-- WHAT TO WORK ON --
Check each line of the material, and show the ones that include the word "autem".
==================================================
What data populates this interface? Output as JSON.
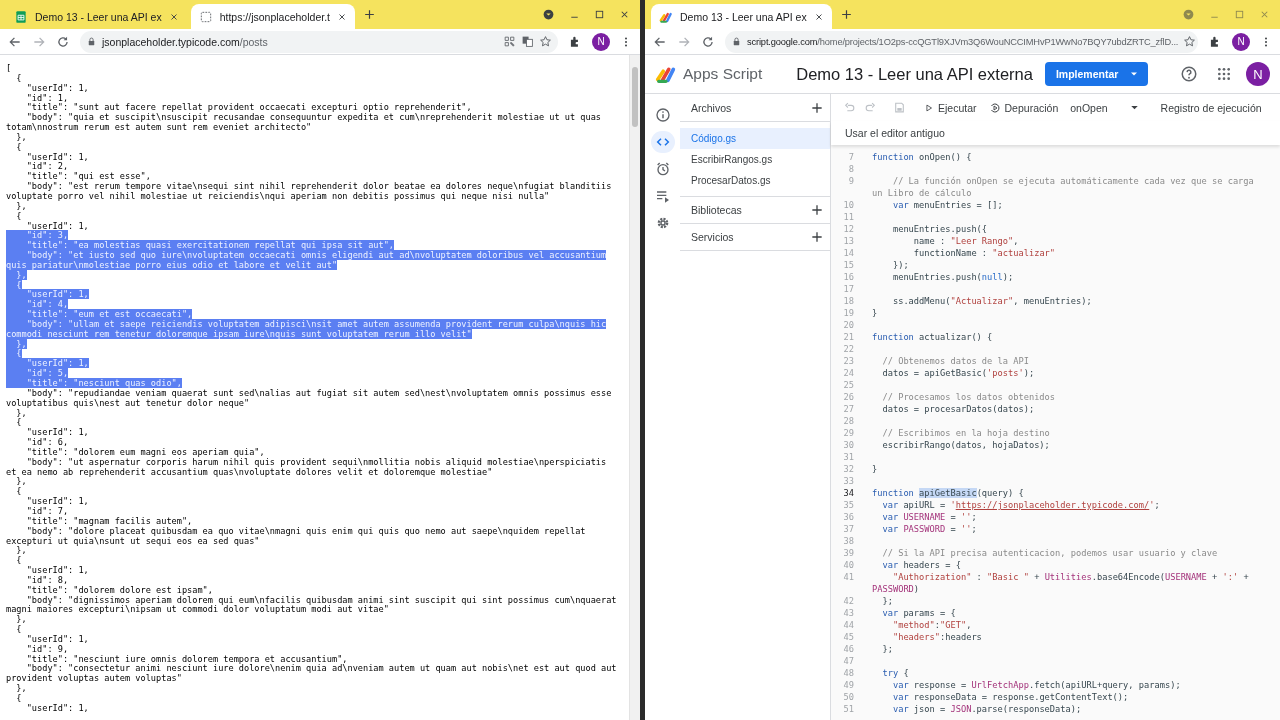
{
  "left_window": {
    "tabs": [
      {
        "title": "Demo 13 - Leer una API ex",
        "kind": "sheets",
        "selected": false
      },
      {
        "title": "https://jsonplaceholder.t",
        "kind": "page",
        "selected": true
      }
    ],
    "address": {
      "host": "jsonplaceholder.typicode.com",
      "path": "/posts"
    },
    "avatar": "N",
    "lines": [
      {
        "text": "[",
        "selected": false
      },
      {
        "text": "  {",
        "selected": false
      },
      {
        "text": "    \"userId\": 1,",
        "selected": false
      },
      {
        "text": "    \"id\": 1,",
        "selected": false
      },
      {
        "text": "    \"title\": \"sunt aut facere repellat provident occaecati excepturi optio reprehenderit\",",
        "selected": false
      },
      {
        "text": "    \"body\": \"quia et suscipit\\nsuscipit recusandae consequuntur expedita et cum\\nreprehenderit molestiae ut ut quas",
        "selected": false
      },
      {
        "text": "totam\\nnostrum rerum est autem sunt rem eveniet architecto\"",
        "selected": false
      },
      {
        "text": "  },",
        "selected": false
      },
      {
        "text": "  {",
        "selected": false
      },
      {
        "text": "    \"userId\": 1,",
        "selected": false
      },
      {
        "text": "    \"id\": 2,",
        "selected": false
      },
      {
        "text": "    \"title\": \"qui est esse\",",
        "selected": false
      },
      {
        "text": "    \"body\": \"est rerum tempore vitae\\nsequi sint nihil reprehenderit dolor beatae ea dolores neque\\nfugiat blanditiis",
        "selected": false
      },
      {
        "text": "voluptate porro vel nihil molestiae ut reiciendis\\nqui aperiam non debitis possimus qui neque nisi nulla\"",
        "selected": false
      },
      {
        "text": "  },",
        "selected": false
      },
      {
        "text": "  {",
        "selected": false
      },
      {
        "text": "    \"userId\": 1,",
        "selected": false
      },
      {
        "text": "    \"id\": 3,",
        "selected": true
      },
      {
        "text": "    \"title\": \"ea molestias quasi exercitationem repellat qui ipsa sit aut\",",
        "selected": true
      },
      {
        "text": "    \"body\": \"et iusto sed quo iure\\nvoluptatem occaecati omnis eligendi aut ad\\nvoluptatem doloribus vel accusantium",
        "selected": true
      },
      {
        "text": "quis pariatur\\nmolestiae porro eius odio et labore et velit aut\"",
        "selected": true
      },
      {
        "text": "  },",
        "selected": true
      },
      {
        "text": "  {",
        "selected": true
      },
      {
        "text": "    \"userId\": 1,",
        "selected": true
      },
      {
        "text": "    \"id\": 4,",
        "selected": true
      },
      {
        "text": "    \"title\": \"eum et est occaecati\",",
        "selected": true
      },
      {
        "text": "    \"body\": \"ullam et saepe reiciendis voluptatem adipisci\\nsit amet autem assumenda provident rerum culpa\\nquis hic",
        "selected": true
      },
      {
        "text": "commodi nesciunt rem tenetur doloremque ipsam iure\\nquis sunt voluptatem rerum illo velit\"",
        "selected": true
      },
      {
        "text": "  },",
        "selected": true
      },
      {
        "text": "  {",
        "selected": true
      },
      {
        "text": "    \"userId\": 1,",
        "selected": true
      },
      {
        "text": "    \"id\": 5,",
        "selected": true
      },
      {
        "text": "    \"title\": \"nesciunt quas odio\",",
        "selected": true
      },
      {
        "text": "    \"body\": \"repudiandae veniam quaerat sunt sed\\nalias aut fugiat sit autem sed\\nest\\nvoluptatem omnis possimus esse",
        "selected": false
      },
      {
        "text": "voluptatibus quis\\nest aut tenetur dolor neque\"",
        "selected": false
      },
      {
        "text": "  },",
        "selected": false
      },
      {
        "text": "  {",
        "selected": false
      },
      {
        "text": "    \"userId\": 1,",
        "selected": false
      },
      {
        "text": "    \"id\": 6,",
        "selected": false
      },
      {
        "text": "    \"title\": \"dolorem eum magni eos aperiam quia\",",
        "selected": false
      },
      {
        "text": "    \"body\": \"ut aspernatur corporis harum nihil quis provident sequi\\nmollitia nobis aliquid molestiae\\nperspiciatis",
        "selected": false
      },
      {
        "text": "et ea nemo ab reprehenderit accusantium quas\\nvoluptate dolores velit et doloremque molestiae\"",
        "selected": false
      },
      {
        "text": "  },",
        "selected": false
      },
      {
        "text": "  {",
        "selected": false
      },
      {
        "text": "    \"userId\": 1,",
        "selected": false
      },
      {
        "text": "    \"id\": 7,",
        "selected": false
      },
      {
        "text": "    \"title\": \"magnam facilis autem\",",
        "selected": false
      },
      {
        "text": "    \"body\": \"dolore placeat quibusdam ea quo vitae\\nmagni quis enim qui quis quo nemo aut saepe\\nquidem repellat",
        "selected": false
      },
      {
        "text": "excepturi ut quia\\nsunt ut sequi eos ea sed quas\"",
        "selected": false
      },
      {
        "text": "  },",
        "selected": false
      },
      {
        "text": "  {",
        "selected": false
      },
      {
        "text": "    \"userId\": 1,",
        "selected": false
      },
      {
        "text": "    \"id\": 8,",
        "selected": false
      },
      {
        "text": "    \"title\": \"dolorem dolore est ipsam\",",
        "selected": false
      },
      {
        "text": "    \"body\": \"dignissimos aperiam dolorem qui eum\\nfacilis quibusdam animi sint suscipit qui sint possimus cum\\nquaerat",
        "selected": false
      },
      {
        "text": "magni maiores excepturi\\nipsam ut commodi dolor voluptatum modi aut vitae\"",
        "selected": false
      },
      {
        "text": "  },",
        "selected": false
      },
      {
        "text": "  {",
        "selected": false
      },
      {
        "text": "    \"userId\": 1,",
        "selected": false
      },
      {
        "text": "    \"id\": 9,",
        "selected": false
      },
      {
        "text": "    \"title\": \"nesciunt iure omnis dolorem tempora et accusantium\",",
        "selected": false
      },
      {
        "text": "    \"body\": \"consectetur animi nesciunt iure dolore\\nenim quia ad\\nveniam autem ut quam aut nobis\\net est aut quod aut",
        "selected": false
      },
      {
        "text": "provident voluptas autem voluptas\"",
        "selected": false
      },
      {
        "text": "  },",
        "selected": false
      },
      {
        "text": "  {",
        "selected": false
      },
      {
        "text": "    \"userId\": 1,",
        "selected": false
      }
    ]
  },
  "right_window": {
    "tabs": [
      {
        "title": "Demo 13 - Leer una API ex",
        "kind": "apps-script",
        "selected": true
      }
    ],
    "address": {
      "host": "script.google.com",
      "path": "/home/projects/1O2ps-ccQGTl9XJVm3Q6WouNCCIMHvP1WwNo7BQY7ubdZRTC_zflD..."
    },
    "avatar": "N",
    "app": {
      "product": "Apps Script",
      "project_title": "Demo 13 - Leer una API externa",
      "deploy_button": "Implementar",
      "avatar": "N",
      "rail": [
        {
          "kind": "info",
          "selected": false
        },
        {
          "kind": "code",
          "selected": true
        },
        {
          "kind": "clock",
          "selected": false
        },
        {
          "kind": "runs",
          "selected": false
        },
        {
          "kind": "settings",
          "selected": false
        }
      ],
      "files_header": "Archivos",
      "files": [
        {
          "name": "Código.gs",
          "selected": true
        },
        {
          "name": "EscribirRangos.gs",
          "selected": false
        },
        {
          "name": "ProcesarDatos.gs",
          "selected": false
        }
      ],
      "sections": [
        "Bibliotecas",
        "Servicios"
      ],
      "toolbar": {
        "run": "Ejecutar",
        "debug": "Depuración",
        "function": "onOpen",
        "log": "Registro de ejecución",
        "legacy": "Usar el editor antiguo"
      },
      "code": [
        {
          "number": "7",
          "current": false,
          "tokens": [
            {
              "kind": "kw",
              "text": "function"
            },
            {
              "kind": "p",
              "text": " onOpen() {"
            }
          ]
        },
        {
          "number": "8",
          "current": false
        },
        {
          "number": "9",
          "current": false,
          "tokens": [
            {
              "kind": "com",
              "text": "    // La función onOpen se ejecuta automáticamente cada vez que se carga"
            }
          ]
        },
        {
          "tokens": [
            {
              "kind": "com",
              "text": "un Libro de cálculo"
            }
          ]
        },
        {
          "number": "10",
          "current": false,
          "tokens": [
            {
              "kind": "kw",
              "text": "    var"
            },
            {
              "kind": "p",
              "text": " menuEntries = [];"
            }
          ]
        },
        {
          "number": "11",
          "current": false
        },
        {
          "number": "12",
          "current": false,
          "tokens": [
            {
              "kind": "p",
              "text": "    menuEntries.push({"
            }
          ]
        },
        {
          "number": "13",
          "current": false,
          "tokens": [
            {
              "kind": "p",
              "text": "        name : "
            },
            {
              "kind": "str",
              "text": "\"Leer Rango\""
            },
            {
              "kind": "p",
              "text": ","
            }
          ]
        },
        {
          "number": "14",
          "current": false,
          "tokens": [
            {
              "kind": "p",
              "text": "        functionName : "
            },
            {
              "kind": "str",
              "text": "\"actualizar\""
            }
          ]
        },
        {
          "number": "15",
          "current": false,
          "tokens": [
            {
              "kind": "p",
              "text": "    });"
            }
          ]
        },
        {
          "number": "16",
          "current": false,
          "tokens": [
            {
              "kind": "p",
              "text": "    menuEntries.push("
            },
            {
              "kind": "lit",
              "text": "null"
            },
            {
              "kind": "p",
              "text": ");"
            }
          ]
        },
        {
          "number": "17",
          "current": false
        },
        {
          "number": "18",
          "current": false,
          "tokens": [
            {
              "kind": "p",
              "text": "    ss.addMenu("
            },
            {
              "kind": "str",
              "text": "\"Actualizar\""
            },
            {
              "kind": "p",
              "text": ", menuEntries);"
            }
          ]
        },
        {
          "number": "19",
          "current": false,
          "tokens": [
            {
              "kind": "p",
              "text": "}"
            }
          ]
        },
        {
          "number": "20",
          "current": false
        },
        {
          "number": "21",
          "current": false,
          "tokens": [
            {
              "kind": "kw",
              "text": "function"
            },
            {
              "kind": "p",
              "text": " actualizar() {"
            }
          ]
        },
        {
          "number": "22",
          "current": false
        },
        {
          "number": "23",
          "current": false,
          "tokens": [
            {
              "kind": "com",
              "text": "  // Obtenemos datos de la API"
            }
          ]
        },
        {
          "number": "24",
          "current": false,
          "tokens": [
            {
              "kind": "p",
              "text": "  datos = apiGetBasic("
            },
            {
              "kind": "str",
              "text": "'posts'"
            },
            {
              "kind": "p",
              "text": ");"
            }
          ]
        },
        {
          "number": "25",
          "current": false
        },
        {
          "number": "26",
          "current": false,
          "tokens": [
            {
              "kind": "com",
              "text": "  // Procesamos los datos obtenidos"
            }
          ]
        },
        {
          "number": "27",
          "current": false,
          "tokens": [
            {
              "kind": "p",
              "text": "  datos = procesarDatos(datos);"
            }
          ]
        },
        {
          "number": "28",
          "current": false
        },
        {
          "number": "29",
          "current": false,
          "tokens": [
            {
              "kind": "com",
              "text": "  // Escribimos en la hoja destino"
            }
          ]
        },
        {
          "number": "30",
          "current": false,
          "tokens": [
            {
              "kind": "p",
              "text": "  escribirRango(datos, hojaDatos);"
            }
          ]
        },
        {
          "number": "31",
          "current": false
        },
        {
          "number": "32",
          "current": false,
          "tokens": [
            {
              "kind": "p",
              "text": "}"
            }
          ]
        },
        {
          "number": "33",
          "current": false
        },
        {
          "number": "34",
          "current": true,
          "tokens": [
            {
              "kind": "kw",
              "text": "function "
            },
            {
              "kind": "sel",
              "text": "apiGetBasic"
            },
            {
              "kind": "p",
              "text": "(query) {"
            }
          ]
        },
        {
          "number": "35",
          "current": false,
          "tokens": [
            {
              "kind": "kw",
              "text": "  var"
            },
            {
              "kind": "p",
              "text": " apiURL = "
            },
            {
              "kind": "str",
              "text": "'"
            },
            {
              "kind": "link",
              "text": "https://jsonplaceholder.typicode.com/"
            },
            {
              "kind": "str",
              "text": "'"
            },
            {
              "kind": "p",
              "text": ";"
            }
          ]
        },
        {
          "number": "36",
          "current": false,
          "tokens": [
            {
              "kind": "kw",
              "text": "  var"
            },
            {
              "kind": "con",
              "text": " USERNAME"
            },
            {
              "kind": "p",
              "text": " = "
            },
            {
              "kind": "str",
              "text": "''"
            },
            {
              "kind": "p",
              "text": ";"
            }
          ]
        },
        {
          "number": "37",
          "current": false,
          "tokens": [
            {
              "kind": "kw",
              "text": "  var"
            },
            {
              "kind": "con",
              "text": " PASSWORD"
            },
            {
              "kind": "p",
              "text": " = "
            },
            {
              "kind": "str",
              "text": "''"
            },
            {
              "kind": "p",
              "text": ";"
            }
          ]
        },
        {
          "number": "38",
          "current": false
        },
        {
          "number": "39",
          "current": false,
          "tokens": [
            {
              "kind": "com",
              "text": "  // Si la API precisa autenticacion, podemos usar usuario y clave"
            }
          ]
        },
        {
          "number": "40",
          "current": false,
          "tokens": [
            {
              "kind": "kw",
              "text": "  var"
            },
            {
              "kind": "p",
              "text": " headers = {"
            }
          ]
        },
        {
          "number": "41",
          "current": false,
          "tokens": [
            {
              "kind": "str",
              "text": "    \"Authorization\""
            },
            {
              "kind": "p",
              "text": " : "
            },
            {
              "kind": "str",
              "text": "\"Basic \""
            },
            {
              "kind": "p",
              "text": " + "
            },
            {
              "kind": "con",
              "text": "Utilities"
            },
            {
              "kind": "p",
              "text": ".base64Encode("
            },
            {
              "kind": "con",
              "text": "USERNAME"
            },
            {
              "kind": "p",
              "text": " + "
            },
            {
              "kind": "str",
              "text": "':'"
            },
            {
              "kind": "p",
              "text": " +"
            }
          ]
        },
        {
          "tokens": [
            {
              "kind": "con",
              "text": "PASSWORD"
            },
            {
              "kind": "p",
              "text": ")"
            }
          ]
        },
        {
          "number": "42",
          "current": false,
          "tokens": [
            {
              "kind": "p",
              "text": "  };"
            }
          ]
        },
        {
          "number": "43",
          "current": false,
          "tokens": [
            {
              "kind": "kw",
              "text": "  var"
            },
            {
              "kind": "p",
              "text": " params = {"
            }
          ]
        },
        {
          "number": "44",
          "current": false,
          "tokens": [
            {
              "kind": "str",
              "text": "    \"method\""
            },
            {
              "kind": "p",
              "text": ":"
            },
            {
              "kind": "str",
              "text": "\"GET\""
            },
            {
              "kind": "p",
              "text": ","
            }
          ]
        },
        {
          "number": "45",
          "current": false,
          "tokens": [
            {
              "kind": "str",
              "text": "    \"headers\""
            },
            {
              "kind": "p",
              "text": ":headers"
            }
          ]
        },
        {
          "number": "46",
          "current": false,
          "tokens": [
            {
              "kind": "p",
              "text": "  };"
            }
          ]
        },
        {
          "number": "47",
          "current": false
        },
        {
          "number": "48",
          "current": false,
          "tokens": [
            {
              "kind": "kw",
              "text": "  try"
            },
            {
              "kind": "p",
              "text": " {"
            }
          ]
        },
        {
          "number": "49",
          "current": false,
          "tokens": [
            {
              "kind": "kw",
              "text": "    var"
            },
            {
              "kind": "p",
              "text": " response = "
            },
            {
              "kind": "con",
              "text": "UrlFetchApp"
            },
            {
              "kind": "p",
              "text": ".fetch(apiURL+query, params);"
            }
          ]
        },
        {
          "number": "50",
          "current": false,
          "tokens": [
            {
              "kind": "kw",
              "text": "    var"
            },
            {
              "kind": "p",
              "text": " responseData = response.getContentText();"
            }
          ]
        },
        {
          "number": "51",
          "current": false,
          "tokens": [
            {
              "kind": "kw",
              "text": "    var"
            },
            {
              "kind": "p",
              "text": " json = "
            },
            {
              "kind": "con",
              "text": "JSON"
            },
            {
              "kind": "p",
              "text": ".parse(responseData);"
            }
          ]
        }
      ]
    }
  }
}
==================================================
-- RESULT --
        "text": "totam\\nnostrum rerum est autem sunt rem eveniet architecto\"",
        "text": "    \"body\": \"ullam et saepe reiciendis voluptatem adipisci\\nsit amet autem assumenda provident rerum culpa\\nquis hic",
        "text": "    \"body\": \"repudiandae veniam quaerat sunt sed\\nalias aut fugiat sit autem sed\\nest\\nvoluptatem omnis possimus esse",
        "text": "    \"title\": \"magnam facilis autem\",",
        "text": "    \"body\": \"consectetur animi nesciunt iure dolore\\nenim quia ad\\nveniam autem ut quam aut nobis\\net est aut quod aut",
        "text": "provident voluptas autem voluptas\"",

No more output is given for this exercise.